Raising the bar - Geoquiz on PRI’s The World
Our most recent story was about how Mumbai, finance and bollywood capital of India, has raised its legal drinking age from 21 to 25. We spoke to the minister of housing who sits on the social justice ministry about it as well as a liquor store owner and a 21-year-old.
You can go to the PRI page and listen (or download for later) and you can also recommend it on FB and tweet it.
“The Indian city on our radar is the capital of the state of Maharashtra. One notable thing about this city is its population of over 12.5 million people. That puts it among the world’s top ten most populated cities.
And while its hot economy ranks this city as the richest in India, it’s not so easy to buy a drink. Local authorities just boosted the legal drinking age to 25 as part of an attempt to battle addiction to drugs and alcohol.”
[Originally published here and here.]
[Listen to the podcast here.]

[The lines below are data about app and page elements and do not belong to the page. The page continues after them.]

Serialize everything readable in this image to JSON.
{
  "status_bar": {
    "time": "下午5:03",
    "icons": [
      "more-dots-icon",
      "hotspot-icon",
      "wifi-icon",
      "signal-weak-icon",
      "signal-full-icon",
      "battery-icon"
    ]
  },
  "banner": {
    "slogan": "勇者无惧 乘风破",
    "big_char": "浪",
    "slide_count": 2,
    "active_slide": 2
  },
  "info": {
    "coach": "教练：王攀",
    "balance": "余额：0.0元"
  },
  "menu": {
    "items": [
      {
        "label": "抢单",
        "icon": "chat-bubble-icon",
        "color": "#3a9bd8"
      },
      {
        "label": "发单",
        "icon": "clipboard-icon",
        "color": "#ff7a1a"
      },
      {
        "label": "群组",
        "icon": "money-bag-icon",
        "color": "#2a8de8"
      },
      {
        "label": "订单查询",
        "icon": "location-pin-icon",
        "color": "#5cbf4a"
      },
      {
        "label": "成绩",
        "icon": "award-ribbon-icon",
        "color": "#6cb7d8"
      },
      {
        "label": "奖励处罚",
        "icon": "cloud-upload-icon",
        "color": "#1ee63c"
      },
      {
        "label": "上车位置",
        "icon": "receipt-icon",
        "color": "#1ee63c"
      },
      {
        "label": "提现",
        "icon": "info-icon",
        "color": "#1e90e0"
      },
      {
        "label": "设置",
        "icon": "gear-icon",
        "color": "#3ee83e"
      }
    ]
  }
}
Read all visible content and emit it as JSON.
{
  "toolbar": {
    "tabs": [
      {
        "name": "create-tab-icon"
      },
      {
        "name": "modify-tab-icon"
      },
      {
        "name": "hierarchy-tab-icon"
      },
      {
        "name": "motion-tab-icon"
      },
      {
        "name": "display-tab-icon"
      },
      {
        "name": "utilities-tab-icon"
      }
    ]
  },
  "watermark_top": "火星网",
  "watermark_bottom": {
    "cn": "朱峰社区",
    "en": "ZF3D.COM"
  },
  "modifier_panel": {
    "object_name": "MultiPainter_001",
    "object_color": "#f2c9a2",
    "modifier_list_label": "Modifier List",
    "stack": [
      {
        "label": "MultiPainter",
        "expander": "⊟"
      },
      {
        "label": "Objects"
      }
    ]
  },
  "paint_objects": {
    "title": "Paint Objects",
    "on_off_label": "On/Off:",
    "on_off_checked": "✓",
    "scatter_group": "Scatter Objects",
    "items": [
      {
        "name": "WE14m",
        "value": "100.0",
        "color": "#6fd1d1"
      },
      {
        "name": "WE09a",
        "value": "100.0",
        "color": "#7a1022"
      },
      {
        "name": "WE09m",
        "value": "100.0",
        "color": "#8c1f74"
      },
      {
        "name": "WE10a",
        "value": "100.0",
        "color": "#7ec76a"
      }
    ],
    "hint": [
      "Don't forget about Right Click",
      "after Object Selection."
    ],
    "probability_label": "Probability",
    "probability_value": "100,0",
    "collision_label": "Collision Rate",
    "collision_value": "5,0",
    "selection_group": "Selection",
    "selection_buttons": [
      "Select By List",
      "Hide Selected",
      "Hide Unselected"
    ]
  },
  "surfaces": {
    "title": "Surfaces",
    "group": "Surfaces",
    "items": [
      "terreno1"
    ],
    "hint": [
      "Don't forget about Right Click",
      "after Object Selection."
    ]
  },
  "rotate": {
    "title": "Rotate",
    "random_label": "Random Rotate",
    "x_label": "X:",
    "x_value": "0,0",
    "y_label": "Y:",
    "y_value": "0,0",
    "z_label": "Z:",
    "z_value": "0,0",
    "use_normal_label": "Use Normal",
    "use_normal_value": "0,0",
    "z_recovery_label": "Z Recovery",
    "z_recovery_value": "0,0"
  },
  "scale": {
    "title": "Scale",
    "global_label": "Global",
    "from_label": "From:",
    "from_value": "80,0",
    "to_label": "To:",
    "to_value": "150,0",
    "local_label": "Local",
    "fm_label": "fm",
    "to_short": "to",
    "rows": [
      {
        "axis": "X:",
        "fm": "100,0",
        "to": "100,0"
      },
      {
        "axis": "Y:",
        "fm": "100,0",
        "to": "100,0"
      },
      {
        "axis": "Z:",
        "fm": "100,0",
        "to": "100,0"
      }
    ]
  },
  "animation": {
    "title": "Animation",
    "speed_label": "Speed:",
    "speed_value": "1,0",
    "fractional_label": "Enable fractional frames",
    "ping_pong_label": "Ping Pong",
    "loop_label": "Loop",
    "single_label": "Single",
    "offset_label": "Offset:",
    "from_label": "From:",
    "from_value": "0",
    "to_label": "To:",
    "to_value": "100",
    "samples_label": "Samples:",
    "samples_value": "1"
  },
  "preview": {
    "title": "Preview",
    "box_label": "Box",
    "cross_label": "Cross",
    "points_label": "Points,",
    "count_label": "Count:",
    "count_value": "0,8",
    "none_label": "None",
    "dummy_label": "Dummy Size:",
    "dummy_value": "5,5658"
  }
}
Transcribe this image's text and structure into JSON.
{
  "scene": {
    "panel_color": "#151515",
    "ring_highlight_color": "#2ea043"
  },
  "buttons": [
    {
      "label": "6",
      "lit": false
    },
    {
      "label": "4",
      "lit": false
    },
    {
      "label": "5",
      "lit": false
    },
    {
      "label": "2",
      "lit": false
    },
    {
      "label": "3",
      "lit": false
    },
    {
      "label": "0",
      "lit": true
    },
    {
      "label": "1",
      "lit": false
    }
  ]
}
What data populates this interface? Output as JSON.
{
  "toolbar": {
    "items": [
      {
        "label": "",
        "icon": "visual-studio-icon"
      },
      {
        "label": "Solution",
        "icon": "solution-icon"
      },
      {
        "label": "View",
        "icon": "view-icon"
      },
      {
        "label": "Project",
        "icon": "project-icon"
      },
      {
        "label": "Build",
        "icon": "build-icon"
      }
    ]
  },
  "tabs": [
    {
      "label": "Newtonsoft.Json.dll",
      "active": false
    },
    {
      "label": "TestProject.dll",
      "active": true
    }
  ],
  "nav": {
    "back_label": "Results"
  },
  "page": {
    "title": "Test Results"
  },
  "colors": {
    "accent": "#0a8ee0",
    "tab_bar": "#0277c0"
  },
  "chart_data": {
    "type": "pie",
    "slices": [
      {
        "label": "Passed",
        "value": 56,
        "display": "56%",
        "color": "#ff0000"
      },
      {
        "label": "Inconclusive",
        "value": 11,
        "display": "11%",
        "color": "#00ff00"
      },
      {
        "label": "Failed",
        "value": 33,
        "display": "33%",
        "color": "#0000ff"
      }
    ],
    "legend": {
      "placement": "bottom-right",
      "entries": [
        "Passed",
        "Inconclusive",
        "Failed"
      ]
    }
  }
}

somdeb basu says ... "Interesting to note that in the history of the world across countries, almost nowhere has a government been able to put a true restriction on alcohol by administering a prohibition law / age wise prohibition law. Such laws have always created the mafia & has not only been a breeding ground for the mafia but also have been thickening the pockets of cops, bureaucrats & legislators who are involved. For people who follow religions in which consumption of alcohol is barred, not everyone is a teetotaler. So, even fear of God is not enough to keep people away from alcohol....... its foolish to think that a mere legislation will prevent people from doing so , in a land where breaking the law is so easy …. Just by paying a bit more…………… ……. Unless of course the legislation is really taken seriously by the cops ….. like constant challans have ensured that most people wear helmets & seat belts in Delhi & other metros. On the social aspect, I think it does not really matter if someone drinks alcohol at 21 or 25…… as long as they know what they are doing & as long as they are within limits or are not e.g. driving a car (& risking own & other’s lives) after consumption of alcohol. Constant social & media campaigns may also lead to change . e.g. cigarette consumption among educated youth of today is much lower than it was few decades back when the ill effects of cigarettes were not so well known. Pictures of cancerous mouths on cigarette packets also have been able to keep out a lot of people from smoking…… lot of us do not litter on roads or do not throw plastic on lakes/ponds/rivers after getting educated on the ‘environmental issues’ etc."